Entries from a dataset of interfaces
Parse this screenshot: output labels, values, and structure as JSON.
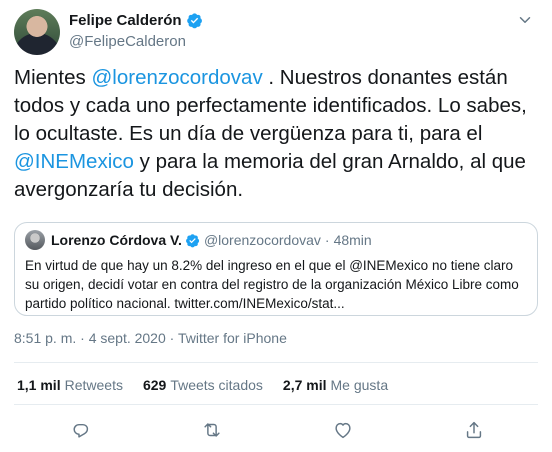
{
  "author": {
    "display_name": "Felipe Calderón",
    "handle": "@FelipeCalderon"
  },
  "tweet": {
    "parts": [
      {
        "text": "Mientes ",
        "type": "text"
      },
      {
        "text": "@lorenzocordovav",
        "type": "mention"
      },
      {
        "text": " . Nuestros donantes están todos y cada uno perfectamente identificados. Lo sabes, lo ocultaste. Es un día de vergüenza para ti, para el ",
        "type": "text"
      },
      {
        "text": "@INEMexico",
        "type": "mention"
      },
      {
        "text": " y para la memoria del gran Arnaldo, al que avergonzaría tu decisión.",
        "type": "text"
      }
    ]
  },
  "quoted": {
    "display_name": "Lorenzo Córdova V.",
    "handle": "@lorenzocordovav",
    "separator": "·",
    "time": "48min",
    "body": "En virtud de que hay un 8.2% del ingreso en el que el @INEMexico no tiene claro su origen, decidí votar en contra del registro de la organización México Libre como partido político nacional. twitter.com/INEMexico/stat..."
  },
  "meta": {
    "timestamp": "8:51 p. m. · 4 sept. 2020 · Twitter for iPhone"
  },
  "stats": {
    "retweets_count": "1,1 mil",
    "retweets_label": "Retweets",
    "quotes_count": "629",
    "quotes_label": "Tweets citados",
    "likes_count": "2,7 mil",
    "likes_label": "Me gusta"
  },
  "icons": {
    "verified": "verified-badge-icon",
    "more": "chevron-down-icon",
    "reply": "reply-icon",
    "retweet": "retweet-icon",
    "like": "heart-icon",
    "share": "share-icon"
  },
  "colors": {
    "accent": "#1da1f2",
    "mention": "#1b95e0",
    "secondary_text": "#657786",
    "border": "#ccd6dd"
  }
}
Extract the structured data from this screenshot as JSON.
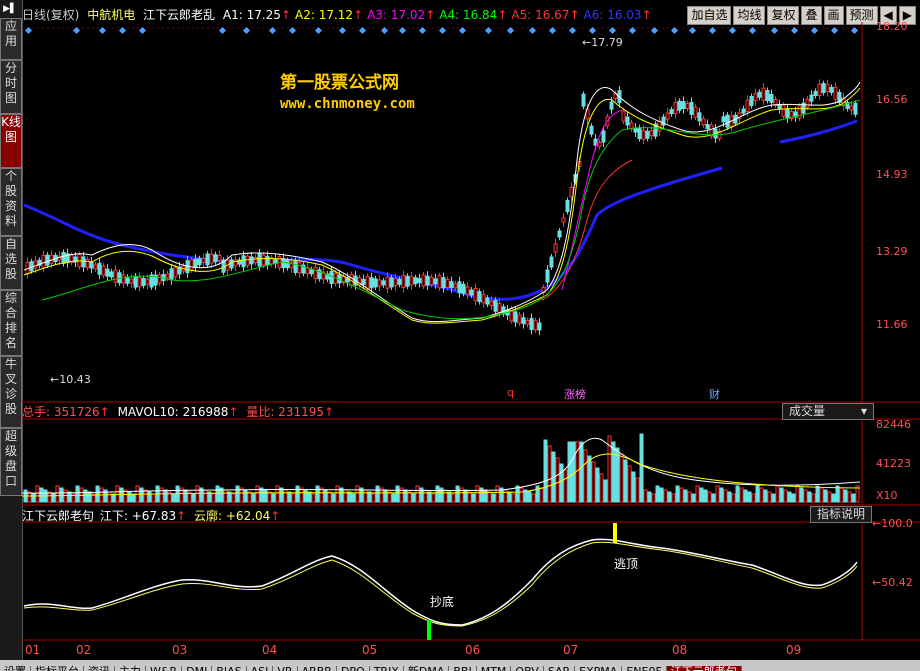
{
  "sidebar": {
    "top_label": "▶▌",
    "items": [
      {
        "label": "应用",
        "active": false
      },
      {
        "label": "分时图",
        "active": false
      },
      {
        "label": "K线图",
        "active": true
      },
      {
        "label": "个股资料",
        "active": false
      },
      {
        "label": "自选股",
        "active": false
      },
      {
        "label": "综合排名",
        "active": false
      },
      {
        "label": "牛叉诊股",
        "active": false
      },
      {
        "label": "超级盘口",
        "active": false
      }
    ]
  },
  "header": {
    "period": "日线(复权)",
    "stock": "中航机电",
    "indicator": "江下云郎老乱",
    "ma": [
      {
        "label": "A1: 17.25",
        "color": "#ffffff"
      },
      {
        "label": "A2: 17.12",
        "color": "#ffff00"
      },
      {
        "label": "A3: 17.02",
        "color": "#ff00ff"
      },
      {
        "label": "A4: 16.84",
        "color": "#00ff00"
      },
      {
        "label": "A5: 16.67",
        "color": "#ff3333"
      },
      {
        "label": "A6: 16.03",
        "color": "#3333ff"
      }
    ],
    "buttons": [
      "加自选",
      "均线",
      "复权",
      "叠",
      "画",
      "预测",
      "◀",
      "▶"
    ]
  },
  "price_axis": [
    "18.20",
    "16.56",
    "14.93",
    "13.29",
    "11.66"
  ],
  "annotations": {
    "high": "17.79",
    "low": "10.43",
    "q": "q",
    "zhangbang": "涨榜",
    "cai": "财"
  },
  "watermark": {
    "line1": "第一股票公式网",
    "line2": "www.chnmoney.com"
  },
  "volume": {
    "zongshou": "总手: 351726",
    "mavol": "MAVOL10: 216988",
    "liangbi": "量比: 231195",
    "selector": "成交量",
    "axis": [
      "82446",
      "41223",
      "X10"
    ]
  },
  "indicator_panel": {
    "name": "江下云郎老句",
    "jiangxia": "江下: +67.83",
    "yunlang": "云廓: +62.04",
    "button": "指标说明",
    "axis": [
      "100.0",
      "50.42"
    ],
    "chaodi": "抄底",
    "taoding": "逃顶"
  },
  "months": [
    "01",
    "02",
    "03",
    "04",
    "05",
    "06",
    "07",
    "08",
    "09"
  ],
  "tabs": [
    {
      "label": "设置",
      "active": false
    },
    {
      "label": "指标平台",
      "active": false
    },
    {
      "label": "资讯",
      "active": false
    },
    {
      "label": "主力",
      "active": false
    },
    {
      "label": "W&R",
      "active": false
    },
    {
      "label": "DMI",
      "active": false
    },
    {
      "label": "BIAS",
      "active": false
    },
    {
      "label": "ASI",
      "active": false
    },
    {
      "label": "VR",
      "active": false
    },
    {
      "label": "ARBR",
      "active": false
    },
    {
      "label": "DPO",
      "active": false
    },
    {
      "label": "TRIX",
      "active": false
    },
    {
      "label": "新DMA",
      "active": false
    },
    {
      "label": "BBI",
      "active": false
    },
    {
      "label": "MTM",
      "active": false
    },
    {
      "label": "OBV",
      "active": false
    },
    {
      "label": "SAR",
      "active": false
    },
    {
      "label": "EXPMA",
      "active": false
    },
    {
      "label": "ENE0F",
      "active": false
    },
    {
      "label": "江下云郎老句",
      "active": true
    }
  ]
}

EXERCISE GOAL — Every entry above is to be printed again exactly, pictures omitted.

WORKED SOLUTION —
Parse this screenshot: output labels, values, and structure as JSON.
{
  "author": {
    "display_name": "Felipe Calderón",
    "handle": "@FelipeCalderon"
  },
  "tweet": {
    "parts": [
      {
        "text": "Mientes ",
        "type": "text"
      },
      {
        "text": "@lorenzocordovav",
        "type": "mention"
      },
      {
        "text": " . Nuestros donantes están todos y cada uno perfectamente identificados. Lo sabes, lo ocultaste. Es un día de vergüenza para ti, para el ",
        "type": "text"
      },
      {
        "text": "@INEMexico",
        "type": "mention"
      },
      {
        "text": " y para la memoria del gran Arnaldo, al que avergonzaría tu decisión.",
        "type": "text"
      }
    ]
  },
  "quoted": {
    "display_name": "Lorenzo Córdova V.",
    "handle": "@lorenzocordovav",
    "separator": "·",
    "time": "48min",
    "body": "En virtud de que hay un 8.2% del ingreso en el que el @INEMexico no tiene claro su origen, decidí votar en contra del registro de la organización México Libre como partido político nacional. twitter.com/INEMexico/stat..."
  },
  "meta": {
    "timestamp": "8:51 p. m. · 4 sept. 2020 · Twitter for iPhone"
  },
  "stats": {
    "retweets_count": "1,1 mil",
    "retweets_label": "Retweets",
    "quotes_count": "629",
    "quotes_label": "Tweets citados",
    "likes_count": "2,7 mil",
    "likes_label": "Me gusta"
  },
  "icons": {
    "verified": "verified-badge-icon",
    "more": "chevron-down-icon",
    "reply": "reply-icon",
    "retweet": "retweet-icon",
    "like": "heart-icon",
    "share": "share-icon"
  },
  "colors": {
    "accent": "#1da1f2",
    "mention": "#1b95e0",
    "secondary_text": "#657786",
    "border": "#ccd6dd"
  }
}
Extract the structured data from this screenshot as JSON.
{
  "sidebar": {
    "top_label": "▶▌",
    "items": [
      {
        "label": "应用",
        "active": false
      },
      {
        "label": "分时图",
        "active": false
      },
      {
        "label": "K线图",
        "active": true
      },
      {
        "label": "个股资料",
        "active": false
      },
      {
        "label": "自选股",
        "active": false
      },
      {
        "label": "综合排名",
        "active": false
      },
      {
        "label": "牛叉诊股",
        "active": false
      },
      {
        "label": "超级盘口",
        "active": false
      }
    ]
  },
  "header": {
    "period": "日线(复权)",
    "stock": "中航机电",
    "indicator": "江下云郎老乱",
    "ma": [
      {
        "label": "A1: 17.25",
        "color": "#ffffff"
      },
      {
        "label": "A2: 17.12",
        "color": "#ffff00"
      },
      {
        "label": "A3: 17.02",
        "color": "#ff00ff"
      },
      {
        "label": "A4: 16.84",
        "color": "#00ff00"
      },
      {
        "label": "A5: 16.67",
        "color": "#ff3333"
      },
      {
        "label": "A6: 16.03",
        "color": "#3333ff"
      }
    ],
    "buttons": [
      "加自选",
      "均线",
      "复权",
      "叠",
      "画",
      "预测",
      "◀",
      "▶"
    ]
  },
  "price_axis": [
    "18.20",
    "16.56",
    "14.93",
    "13.29",
    "11.66"
  ],
  "annotations": {
    "high": "17.79",
    "low": "10.43",
    "q": "q",
    "zhangbang": "涨榜",
    "cai": "财"
  },
  "watermark": {
    "line1": "第一股票公式网",
    "line2": "www.chnmoney.com"
  },
  "volume": {
    "zongshou": "总手: 351726",
    "mavol": "MAVOL10: 216988",
    "liangbi": "量比: 231195",
    "selector": "成交量",
    "axis": [
      "82446",
      "41223",
      "X10"
    ]
  },
  "indicator_panel": {
    "name": "江下云郎老句",
    "jiangxia": "江下: +67.83",
    "yunlang": "云廓: +62.04",
    "button": "指标说明",
    "axis": [
      "100.0",
      "50.42"
    ],
    "chaodi": "抄底",
    "taoding": "逃顶"
  },
  "months": [
    "01",
    "02",
    "03",
    "04",
    "05",
    "06",
    "07",
    "08",
    "09"
  ],
  "tabs": [
    {
      "label": "设置",
      "active": false
    },
    {
      "label": "指标平台",
      "active": false
    },
    {
      "label": "资讯",
      "active": false
    },
    {
      "label": "主力",
      "active": false
    },
    {
      "label": "W&R",
      "active": false
    },
    {
      "label": "DMI",
      "active": false
    },
    {
      "label": "BIAS",
      "active": false
    },
    {
      "label": "ASI",
      "active": false
    },
    {
      "label": "VR",
      "active": false
    },
    {
      "label": "ARBR",
      "active": false
    },
    {
      "label": "DPO",
      "active": false
    },
    {
      "label": "TRIX",
      "active": false
    },
    {
      "label": "新DMA",
      "active": false
    },
    {
      "label": "BBI",
      "active": false
    },
    {
      "label": "MTM",
      "active": false
    },
    {
      "label": "OBV",
      "active": false
    },
    {
      "label": "SAR",
      "active": false
    },
    {
      "label": "EXPMA",
      "active": false
    },
    {
      "label": "ENE0F",
      "active": false
    },
    {
      "label": "江下云郎老句",
      "active": true
    }
  ]
}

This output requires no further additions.